Exercise requirements. Copy each line of the entries beneath that contains the word "this".

[Records contained in a dataset]
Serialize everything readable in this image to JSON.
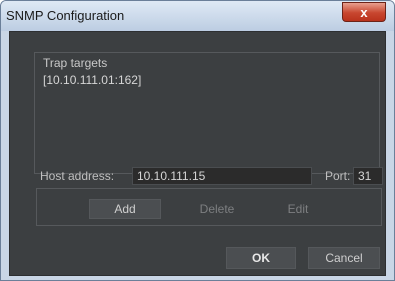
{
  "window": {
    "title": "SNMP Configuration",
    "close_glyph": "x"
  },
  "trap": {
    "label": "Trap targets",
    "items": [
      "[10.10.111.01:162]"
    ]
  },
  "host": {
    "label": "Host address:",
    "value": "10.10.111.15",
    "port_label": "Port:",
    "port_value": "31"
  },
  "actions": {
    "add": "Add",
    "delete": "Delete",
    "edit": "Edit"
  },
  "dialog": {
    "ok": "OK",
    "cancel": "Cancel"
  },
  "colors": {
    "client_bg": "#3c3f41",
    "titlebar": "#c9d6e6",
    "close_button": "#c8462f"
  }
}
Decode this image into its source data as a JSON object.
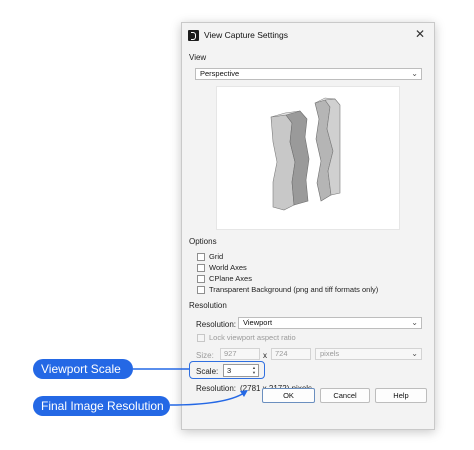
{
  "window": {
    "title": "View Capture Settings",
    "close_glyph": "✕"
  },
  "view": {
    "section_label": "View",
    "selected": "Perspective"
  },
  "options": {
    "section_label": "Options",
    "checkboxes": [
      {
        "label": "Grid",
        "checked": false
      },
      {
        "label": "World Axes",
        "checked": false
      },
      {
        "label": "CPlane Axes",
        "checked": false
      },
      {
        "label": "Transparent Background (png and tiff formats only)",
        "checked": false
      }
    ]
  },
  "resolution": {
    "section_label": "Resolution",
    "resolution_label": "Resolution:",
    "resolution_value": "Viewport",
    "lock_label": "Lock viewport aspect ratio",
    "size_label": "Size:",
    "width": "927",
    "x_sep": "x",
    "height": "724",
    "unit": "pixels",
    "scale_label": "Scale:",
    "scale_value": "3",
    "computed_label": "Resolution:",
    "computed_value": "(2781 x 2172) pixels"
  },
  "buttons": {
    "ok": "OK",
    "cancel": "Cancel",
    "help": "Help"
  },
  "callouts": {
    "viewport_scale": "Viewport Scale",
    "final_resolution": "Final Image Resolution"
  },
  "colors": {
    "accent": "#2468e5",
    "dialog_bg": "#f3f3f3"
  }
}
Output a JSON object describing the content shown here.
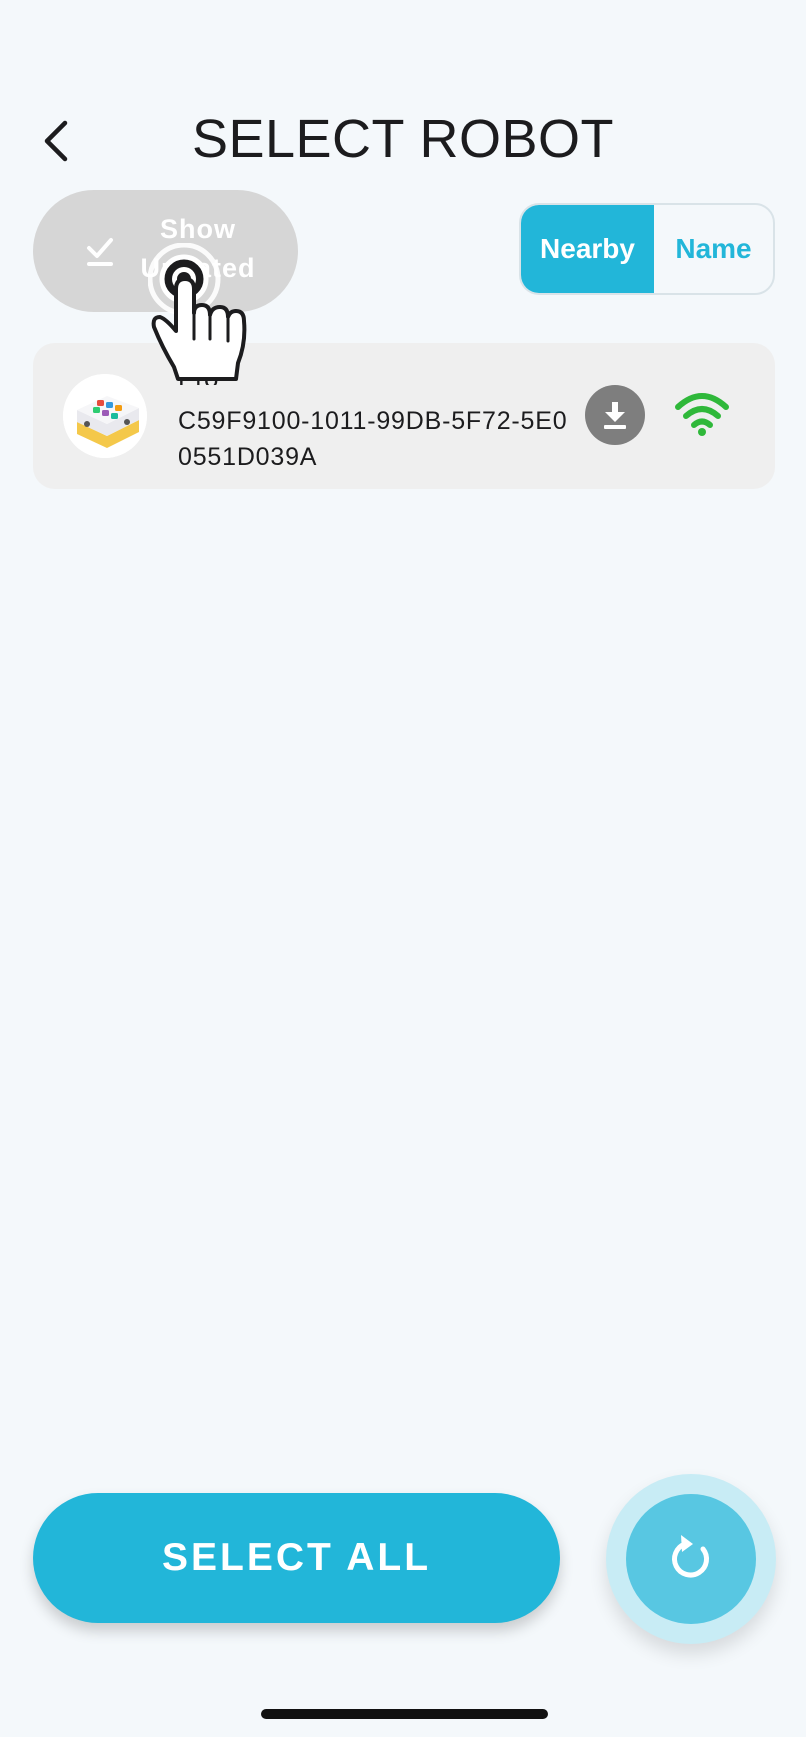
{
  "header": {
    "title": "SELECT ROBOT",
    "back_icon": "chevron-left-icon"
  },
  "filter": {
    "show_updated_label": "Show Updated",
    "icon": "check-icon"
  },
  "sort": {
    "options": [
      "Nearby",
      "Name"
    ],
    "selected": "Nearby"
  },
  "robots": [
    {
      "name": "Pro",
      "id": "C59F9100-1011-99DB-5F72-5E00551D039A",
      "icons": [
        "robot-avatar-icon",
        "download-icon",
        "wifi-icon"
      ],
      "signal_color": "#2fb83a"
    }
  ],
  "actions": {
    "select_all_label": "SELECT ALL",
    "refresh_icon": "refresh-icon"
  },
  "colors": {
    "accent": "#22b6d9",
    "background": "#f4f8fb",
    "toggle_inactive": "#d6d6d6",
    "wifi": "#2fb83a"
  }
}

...

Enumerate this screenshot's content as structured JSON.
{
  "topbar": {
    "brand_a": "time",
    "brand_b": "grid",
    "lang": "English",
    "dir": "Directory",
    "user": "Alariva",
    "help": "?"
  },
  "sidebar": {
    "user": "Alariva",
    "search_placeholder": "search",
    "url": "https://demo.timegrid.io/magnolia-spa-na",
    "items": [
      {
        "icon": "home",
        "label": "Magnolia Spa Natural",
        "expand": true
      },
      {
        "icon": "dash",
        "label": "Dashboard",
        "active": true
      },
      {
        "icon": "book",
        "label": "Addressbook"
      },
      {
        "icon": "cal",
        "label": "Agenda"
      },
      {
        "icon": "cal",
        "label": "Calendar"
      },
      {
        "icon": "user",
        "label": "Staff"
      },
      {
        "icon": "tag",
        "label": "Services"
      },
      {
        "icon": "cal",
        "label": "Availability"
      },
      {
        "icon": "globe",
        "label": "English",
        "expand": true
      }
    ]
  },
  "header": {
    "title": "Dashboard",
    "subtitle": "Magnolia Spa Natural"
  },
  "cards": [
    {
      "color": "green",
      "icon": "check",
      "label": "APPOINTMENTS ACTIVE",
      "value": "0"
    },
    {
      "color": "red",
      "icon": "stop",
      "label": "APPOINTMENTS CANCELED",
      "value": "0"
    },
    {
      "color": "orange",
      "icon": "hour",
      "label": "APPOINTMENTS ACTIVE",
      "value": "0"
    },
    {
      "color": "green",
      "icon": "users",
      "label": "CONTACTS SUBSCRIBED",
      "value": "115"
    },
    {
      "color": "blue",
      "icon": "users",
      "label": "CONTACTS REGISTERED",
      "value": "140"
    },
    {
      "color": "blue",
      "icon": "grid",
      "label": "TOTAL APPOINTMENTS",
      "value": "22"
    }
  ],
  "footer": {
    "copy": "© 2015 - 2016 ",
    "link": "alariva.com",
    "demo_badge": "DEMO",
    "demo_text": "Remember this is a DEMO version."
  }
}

Solved exercise.
Serialize everything readable in this image to JSON.
Decode this image into its source data as a JSON object.
Enumerate this screenshot's content as structured JSON.
    "demo_text": "Remember this is a DEMO version."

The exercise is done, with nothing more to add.